> Work instructions:
All of the data below should be written out again exactly.

> Task material:
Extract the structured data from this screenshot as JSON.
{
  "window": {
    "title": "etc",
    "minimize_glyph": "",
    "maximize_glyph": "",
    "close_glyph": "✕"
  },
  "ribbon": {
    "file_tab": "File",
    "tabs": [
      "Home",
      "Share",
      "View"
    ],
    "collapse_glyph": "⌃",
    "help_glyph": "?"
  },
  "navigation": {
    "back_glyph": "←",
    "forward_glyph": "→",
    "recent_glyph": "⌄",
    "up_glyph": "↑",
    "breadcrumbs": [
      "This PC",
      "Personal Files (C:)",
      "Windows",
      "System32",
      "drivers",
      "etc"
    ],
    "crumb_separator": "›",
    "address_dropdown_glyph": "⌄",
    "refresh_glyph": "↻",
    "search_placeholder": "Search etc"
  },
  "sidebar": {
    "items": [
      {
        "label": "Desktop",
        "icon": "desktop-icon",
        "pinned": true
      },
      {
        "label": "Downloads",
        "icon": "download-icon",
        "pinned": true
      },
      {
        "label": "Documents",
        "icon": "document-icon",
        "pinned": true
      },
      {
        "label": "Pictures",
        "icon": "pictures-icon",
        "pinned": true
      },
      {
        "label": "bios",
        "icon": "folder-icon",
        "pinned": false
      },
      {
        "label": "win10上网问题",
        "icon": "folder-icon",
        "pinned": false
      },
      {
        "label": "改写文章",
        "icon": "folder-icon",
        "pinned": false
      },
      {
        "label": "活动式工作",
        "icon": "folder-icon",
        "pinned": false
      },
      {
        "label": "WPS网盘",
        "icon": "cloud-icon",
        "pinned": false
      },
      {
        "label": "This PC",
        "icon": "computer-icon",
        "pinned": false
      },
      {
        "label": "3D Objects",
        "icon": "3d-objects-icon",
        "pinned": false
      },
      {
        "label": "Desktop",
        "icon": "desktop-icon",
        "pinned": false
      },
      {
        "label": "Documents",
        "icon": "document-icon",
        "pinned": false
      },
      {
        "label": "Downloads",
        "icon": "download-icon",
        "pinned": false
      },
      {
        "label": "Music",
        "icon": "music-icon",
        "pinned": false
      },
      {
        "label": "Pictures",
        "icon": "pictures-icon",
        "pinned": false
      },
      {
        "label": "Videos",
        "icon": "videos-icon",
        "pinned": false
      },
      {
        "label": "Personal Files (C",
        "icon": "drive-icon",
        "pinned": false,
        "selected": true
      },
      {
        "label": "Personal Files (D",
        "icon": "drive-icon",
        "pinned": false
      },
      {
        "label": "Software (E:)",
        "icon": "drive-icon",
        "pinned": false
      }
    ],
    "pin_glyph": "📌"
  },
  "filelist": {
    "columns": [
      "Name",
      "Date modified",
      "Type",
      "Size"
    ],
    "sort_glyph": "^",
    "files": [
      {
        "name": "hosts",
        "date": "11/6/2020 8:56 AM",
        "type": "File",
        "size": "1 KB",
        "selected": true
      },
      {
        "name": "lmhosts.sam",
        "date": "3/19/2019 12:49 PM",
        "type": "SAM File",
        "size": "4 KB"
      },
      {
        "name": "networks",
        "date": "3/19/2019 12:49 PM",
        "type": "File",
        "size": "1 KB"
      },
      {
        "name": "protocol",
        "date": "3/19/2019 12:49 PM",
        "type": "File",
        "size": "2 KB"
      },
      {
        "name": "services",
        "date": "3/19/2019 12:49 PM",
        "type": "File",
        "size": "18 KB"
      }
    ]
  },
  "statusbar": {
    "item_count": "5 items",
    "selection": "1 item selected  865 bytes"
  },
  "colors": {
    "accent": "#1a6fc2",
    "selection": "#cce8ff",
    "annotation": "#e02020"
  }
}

> Written reply:
Extract the structured data from this screenshot as JSON.
{
  "window": {
    "title": "etc",
    "minimize_glyph": "",
    "maximize_glyph": "",
    "close_glyph": "✕"
  },
  "ribbon": {
    "file_tab": "File",
    "tabs": [
      "Home",
      "Share",
      "View"
    ],
    "collapse_glyph": "⌃",
    "help_glyph": "?"
  },
  "navigation": {
    "back_glyph": "←",
    "forward_glyph": "→",
    "recent_glyph": "⌄",
    "up_glyph": "↑",
    "breadcrumbs": [
      "This PC",
      "Personal Files (C:)",
      "Windows",
      "System32",
      "drivers",
      "etc"
    ],
    "crumb_separator": "›",
    "address_dropdown_glyph": "⌄",
    "refresh_glyph": "↻",
    "search_placeholder": "Search etc"
  },
  "sidebar": {
    "items": [
      {
        "label": "Desktop",
        "icon": "desktop-icon",
        "pinned": true
      },
      {
        "label": "Downloads",
        "icon": "download-icon",
        "pinned": true
      },
      {
        "label": "Documents",
        "icon": "document-icon",
        "pinned": true
      },
      {
        "label": "Pictures",
        "icon": "pictures-icon",
        "pinned": true
      },
      {
        "label": "bios",
        "icon": "folder-icon",
        "pinned": false
      },
      {
        "label": "win10上网问题",
        "icon": "folder-icon",
        "pinned": false
      },
      {
        "label": "改写文章",
        "icon": "folder-icon",
        "pinned": false
      },
      {
        "label": "活动式工作",
        "icon": "folder-icon",
        "pinned": false
      },
      {
        "label": "WPS网盘",
        "icon": "cloud-icon",
        "pinned": false
      },
      {
        "label": "This PC",
        "icon": "computer-icon",
        "pinned": false
      },
      {
        "label": "3D Objects",
        "icon": "3d-objects-icon",
        "pinned": false
      },
      {
        "label": "Desktop",
        "icon": "desktop-icon",
        "pinned": false
      },
      {
        "label": "Documents",
        "icon": "document-icon",
        "pinned": false
      },
      {
        "label": "Downloads",
        "icon": "download-icon",
        "pinned": false
      },
      {
        "label": "Music",
        "icon": "music-icon",
        "pinned": false
      },
      {
        "label": "Pictures",
        "icon": "pictures-icon",
        "pinned": false
      },
      {
        "label": "Videos",
        "icon": "videos-icon",
        "pinned": false
      },
      {
        "label": "Personal Files (C",
        "icon": "drive-icon",
        "pinned": false,
        "selected": true
      },
      {
        "label": "Personal Files (D",
        "icon": "drive-icon",
        "pinned": false
      },
      {
        "label": "Software (E:)",
        "icon": "drive-icon",
        "pinned": false
      }
    ],
    "pin_glyph": "📌"
  },
  "filelist": {
    "columns": [
      "Name",
      "Date modified",
      "Type",
      "Size"
    ],
    "sort_glyph": "^",
    "files": [
      {
        "name": "hosts",
        "date": "11/6/2020 8:56 AM",
        "type": "File",
        "size": "1 KB",
        "selected": true
      },
      {
        "name": "lmhosts.sam",
        "date": "3/19/2019 12:49 PM",
        "type": "SAM File",
        "size": "4 KB"
      },
      {
        "name": "networks",
        "date": "3/19/2019 12:49 PM",
        "type": "File",
        "size": "1 KB"
      },
      {
        "name": "protocol",
        "date": "3/19/2019 12:49 PM",
        "type": "File",
        "size": "2 KB"
      },
      {
        "name": "services",
        "date": "3/19/2019 12:49 PM",
        "type": "File",
        "size": "18 KB"
      }
    ]
  },
  "statusbar": {
    "item_count": "5 items",
    "selection": "1 item selected  865 bytes"
  },
  "colors": {
    "accent": "#1a6fc2",
    "selection": "#cce8ff",
    "annotation": "#e02020"
  }
}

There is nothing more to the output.